As always, these lists are tricky because what might be the best when you enter school may not be the best when you graduate. Perfect example was when I started school in 1998 – computer science was sizzling hot as the dot com boomed like crazy. By 2001, it had famously burst. I was happy to graduate a semester early in December of 2001, only to be rewarded with one of the worst job markets, at the time, since the 80s. Congratulations… good luck finding a job pal (I chickened out and went to graduate school).
From 2006  – 2008 , the top major was chemical engineering. That degree gave up the title to Aerospace Engineering the following year. This year, both were eclipsed by Petroleum Engineering. In fact, if you compare the following chart to last year  – you’ll notice that the petrol majors zoomed ahead (look at the X scale).
Annual pay for Bachelors graduates without higher degrees. Typical starting graduates have 2 years of experience; mid-career have 15 years. See full methodology  for more.

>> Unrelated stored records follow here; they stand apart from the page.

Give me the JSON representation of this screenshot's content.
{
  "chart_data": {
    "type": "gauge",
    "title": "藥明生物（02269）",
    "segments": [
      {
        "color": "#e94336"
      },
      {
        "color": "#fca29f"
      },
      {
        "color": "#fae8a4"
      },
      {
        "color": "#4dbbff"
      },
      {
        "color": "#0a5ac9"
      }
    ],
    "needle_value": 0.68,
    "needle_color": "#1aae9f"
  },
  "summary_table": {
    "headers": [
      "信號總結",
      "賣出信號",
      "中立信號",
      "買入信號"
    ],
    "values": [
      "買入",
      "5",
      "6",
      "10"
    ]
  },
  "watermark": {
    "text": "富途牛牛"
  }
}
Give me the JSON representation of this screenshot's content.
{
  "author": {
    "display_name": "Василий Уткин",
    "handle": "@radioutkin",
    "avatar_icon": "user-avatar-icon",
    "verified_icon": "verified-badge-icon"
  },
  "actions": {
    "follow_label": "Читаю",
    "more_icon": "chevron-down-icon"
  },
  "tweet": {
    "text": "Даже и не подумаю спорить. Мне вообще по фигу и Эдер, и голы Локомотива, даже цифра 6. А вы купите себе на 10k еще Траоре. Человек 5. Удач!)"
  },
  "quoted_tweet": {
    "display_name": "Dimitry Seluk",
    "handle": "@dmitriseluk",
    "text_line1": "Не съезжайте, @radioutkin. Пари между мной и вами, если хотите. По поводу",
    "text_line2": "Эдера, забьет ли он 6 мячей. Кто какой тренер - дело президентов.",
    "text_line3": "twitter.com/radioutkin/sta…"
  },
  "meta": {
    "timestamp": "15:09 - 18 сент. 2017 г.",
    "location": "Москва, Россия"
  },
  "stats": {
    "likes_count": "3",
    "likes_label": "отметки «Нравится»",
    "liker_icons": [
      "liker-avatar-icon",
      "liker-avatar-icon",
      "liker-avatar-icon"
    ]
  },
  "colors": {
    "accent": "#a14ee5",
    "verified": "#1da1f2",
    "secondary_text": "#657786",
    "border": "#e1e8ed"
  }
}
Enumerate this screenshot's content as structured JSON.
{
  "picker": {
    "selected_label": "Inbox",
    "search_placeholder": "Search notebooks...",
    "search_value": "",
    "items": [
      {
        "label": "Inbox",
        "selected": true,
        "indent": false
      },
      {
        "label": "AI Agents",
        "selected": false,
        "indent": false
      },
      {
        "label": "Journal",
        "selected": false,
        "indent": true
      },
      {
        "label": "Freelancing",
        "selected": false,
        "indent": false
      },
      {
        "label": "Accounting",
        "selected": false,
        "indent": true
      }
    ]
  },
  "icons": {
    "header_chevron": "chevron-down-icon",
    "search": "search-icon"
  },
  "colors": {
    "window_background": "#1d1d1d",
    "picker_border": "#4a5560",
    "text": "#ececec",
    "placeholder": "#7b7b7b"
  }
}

As you’ll see, chemical and aerospace engineers had similar salaries to last year – petrol engineers zoomed ahead to touch near $160,000 by mid-career (15 years of experience). Computer science (computer engineering) is still in the top ten!
What’s the lesson from this chart? Engineers get paid.